6th Nawab Sir Muhammad Mahabat Khanji II 1851 - 29 Sep 1882 (b. 1838 - d. 1882)
7th Nawab Sir Muhammad Bahadur Khanji III 29 Sep 1882 – 21 Jan 1892 (b. 1856 - d. 1892)
8th Nawab Sir Muhammad Rasul Khanji Babi 23 Jan 1892 – 22 Jan 1911 (b. 1858 - d. 1911)
9th Mr. H.D Rendall ESQR, Administrator of Junagadh 1911 - 1920
10th Nawab Muhammad Mahabat Khanji III[9] 22 Jan 1911 – 25 Feb 1948 (b. 1900 - d. 1959). He was last 'de facto' Nawab.

Koli Revolt Against First Nawab Of Junagadh State[edit]

Kolis rebellion in Junagadh led by Mansa Khant. He was a koli rebel in princely state of Junagadh during time of Nawab Sher Khan Tittled Bahadur Khan first ruler of Junagadh State. Mansa Khant who was against Mughals Rule, Made Uparkot Fort his centre he occupied Uparkot Fort and raiding the surrounding villages and cities so there was a vast concerns by Koli Raids and Nawab Mohammed Sher Khan Bahadur was not able to control the Mansa Khant . Mansa Khant occupied the Uparkot Fort for thirteen months. In thirteen months Mansa Khant make numerous raids mostly in countryside. Nawab of Junagadh started compaign to catch Mansa Khant. The Nawab Mohammed Sher Khan was assisted by king of Gondal State Thakur Haloji Sangramji Jadeja and Arab Jamadar Sheikh Abdullah Zubeidi. The combined forces defeated the Mansa Khant. After defeat of Mansa Khant, The Arab Militia who assisted in campaign against Mansha Khant, Revolted against Nawab Of Junagadh because he didn't paid whole of payment for action against Mansha Khant.[10][11]

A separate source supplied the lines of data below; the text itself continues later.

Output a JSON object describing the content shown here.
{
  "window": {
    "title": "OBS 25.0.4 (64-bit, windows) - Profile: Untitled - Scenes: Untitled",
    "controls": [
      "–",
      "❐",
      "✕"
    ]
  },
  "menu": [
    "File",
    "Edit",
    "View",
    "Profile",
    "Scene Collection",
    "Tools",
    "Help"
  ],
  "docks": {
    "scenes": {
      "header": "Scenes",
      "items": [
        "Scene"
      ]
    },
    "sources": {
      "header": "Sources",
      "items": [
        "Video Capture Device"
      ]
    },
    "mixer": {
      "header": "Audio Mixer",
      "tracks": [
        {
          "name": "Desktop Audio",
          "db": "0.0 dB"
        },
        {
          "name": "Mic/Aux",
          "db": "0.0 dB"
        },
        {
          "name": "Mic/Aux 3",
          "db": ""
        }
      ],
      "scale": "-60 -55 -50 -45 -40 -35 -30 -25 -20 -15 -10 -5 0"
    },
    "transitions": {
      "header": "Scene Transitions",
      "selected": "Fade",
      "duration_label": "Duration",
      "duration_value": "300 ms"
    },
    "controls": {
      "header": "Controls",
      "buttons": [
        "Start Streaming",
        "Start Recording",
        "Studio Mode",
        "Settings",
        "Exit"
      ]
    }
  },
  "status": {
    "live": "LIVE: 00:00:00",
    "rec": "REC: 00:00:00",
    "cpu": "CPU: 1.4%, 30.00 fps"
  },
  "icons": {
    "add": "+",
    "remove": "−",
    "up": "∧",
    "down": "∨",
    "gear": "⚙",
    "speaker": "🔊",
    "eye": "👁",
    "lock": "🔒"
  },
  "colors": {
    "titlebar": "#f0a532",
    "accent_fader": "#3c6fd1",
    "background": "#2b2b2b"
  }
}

Last Nawab[edit]

The Partition of India in 1947 resulted in the exile of Nawab Muhammad Mahabat Khanji III, who was the last ruling Nawab of Junagadh. The Nawab, being Muslim, was in favor of declaring the state as part of newly created Muslim majority Pakistan. For this purpose he signed the documents for incorporation of its state in Pakistan, but soon the state was surrounded and occupied by Indian forces and the nawab and his family fled to Pakistan. After his exile, he settled down in Pakistan and the Junagarh family resides at the `Junagarh House' in Karachi, Pakistan.[12]

After one year of occupation the Indian Government held a referendum asking the people of state to agree to be part of India.

See also[edit]

References[edit]

  1. ^ Nawabs of Junagadh
  2. ^ Royal Junagadh Palace
  3. ^ Juagadh Fort
  4. ^ History of Junagadh
  5. ^ Reviving the Junagarh issue: BACKGROUNDER Retrieved Daily Dawn, 9 Nov 2001
  6. ^ The Story of the Accession of the Princely State of Junagarh Retrieved The Ground Report India, 30 January 2011
  7. ^ rulers.org/indstat1.html
  8. ^ Last Days of Junagadh Retrieved Memon World News
  9. ^ The Maharaja of Junagadh, Nawab Sir Mahabet Khanji III
  10. ^ shodhganga.inflibnet.ac.in (PDF) http://shodhganga.inflibnet.ac.in/bitstream/10603/59303/8/08_chapter%20iv.pdf. Retrieved 2019-01-01. Missing or empty |title= (help)
  11. ^ Williams, Raymond Brady; Trivedi, Yogi (2016-05-12). Swaminarayan Hinduism: Tradition, Adaptation, and Identity. Oxford University Press. ISBN 9780199089598.
  12. ^ Junagadh House Karachi Retrieved Indian Express, 21 January 2004

External links[edit]